INCREDULOUS. That’s what most of my friends’ reaction was on the news that only the Cebu Eastern College player is behind the tampering of his NSO record and that no one else was aware of it.
A friend, who has seen his son go through the youngest age group through the men’s open said, that hte kid received wrong advise from the wrong people. People with a wrong sense of value and principle.
And I agree. The move epitomizes of the dark-side of sports, doing everything to win games.
Another, an outspoken long-time observer in Cebu sports said, “It’s impossible to believe that the Cebu coaches had no idea. A two-year difference in age is very obvious. Just compare a 14-year-old to a 16 to 17-year old. The difference is very obvious.”
That the player concerned was an All-Star last year makes one wonder how nobody really knows his real age.
To be fair, the coach of CEC has denied any knowledge and has expressed his disappointment at losing his star player. I’ve known of him for quite some time, too, and this is the first time that I’ve heard of his team being involved in age cheating. So I’m going to give him the benefit of the doubt.
But that’s the thing about cheating in sports, it puts everyone under a cloud of suspicion.

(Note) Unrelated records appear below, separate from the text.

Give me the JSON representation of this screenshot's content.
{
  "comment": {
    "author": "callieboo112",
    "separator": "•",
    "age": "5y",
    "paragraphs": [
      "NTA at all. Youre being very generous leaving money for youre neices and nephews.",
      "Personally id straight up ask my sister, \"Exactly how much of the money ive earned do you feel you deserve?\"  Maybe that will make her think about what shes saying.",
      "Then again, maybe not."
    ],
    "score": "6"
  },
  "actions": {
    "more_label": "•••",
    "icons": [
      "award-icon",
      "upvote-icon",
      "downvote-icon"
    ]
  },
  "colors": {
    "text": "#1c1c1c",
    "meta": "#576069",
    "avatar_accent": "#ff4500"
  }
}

Now, even if the CEC coach denies any knowledge, or school officials profess innocence at the matter, they will always be doubted by rivals or by observers.
“How can they not know the real age of their star player?”

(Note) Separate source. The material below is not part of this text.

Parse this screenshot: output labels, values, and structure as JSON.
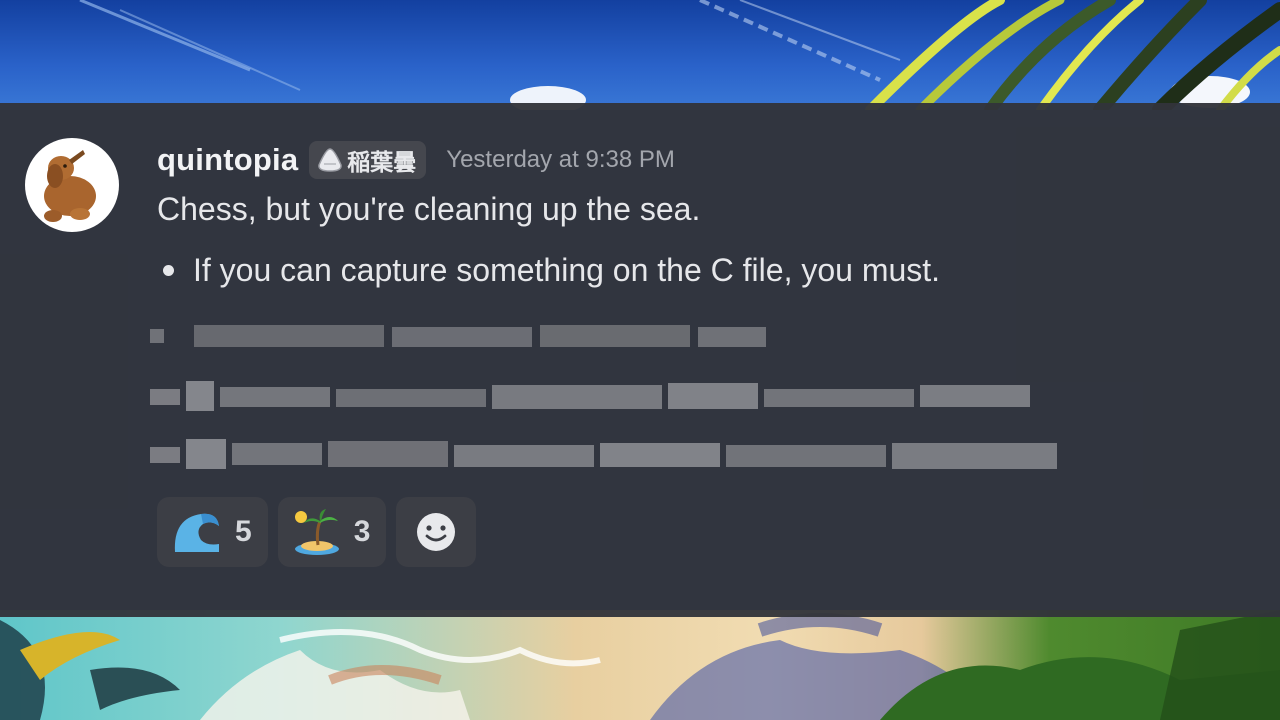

“How can a kid be bold enough to tamper records by himself?”
Look at the first case of age cheating caught by the screening committee, it was obvious it was not the kids behind it, but an official, one who got banned for life too.
That’s what everyone is thinking, too, about the second case. “Is there an official behind it?”
Because of what CEC officials themselves discovered, the whole CEC Dragons will be operating under a cloud of suspicion for the rest of the season, with pissed off rival fans, players and parents looking for the minutest sign that one of them is over the age limit and cry foul online.
And the cloud of suspicion, too, won’t be limited in sports. Rivalry among high schools is intense, and extends to academic contests. Heckling in one isn’t uncommon, too, and this incident has opened that possibility of losing rivals taunting CEC’s academic teams or contestants, “Mga tikasan man mo!”
What’s worse, they really can’t do anything about the taunts because one of their own got caught.
And what of the player concerned who has been banned for life?
Well, a cautionary tale. Once there was a promising elementary sprinter, one projected to become a future international campaigner. He broke records left and right but after he was discovered to have a two-year edge over his counterparts, he disappeared completely. A promising future, gone.
From a future national team player who could win in the Southeast Asian games to a nobody.
That’s where the CEC player is headed. Because of this incident.
At best, he can only pray for leniency from Cesafi, that two or three years down the road, his lifetime ban will be lifted, provided, of course, he shows remorse and perhaps confesses to the whole thing.
Cheating in sports is never good and should never be an option. Parents, players and coaches who even think of the move should study the fate of the CEC player on why it is an ill-advised move.
And if there were adults involved behind the scene in the CEC case, may their conscience keep them awake at what they have done in wrecking a child’s future.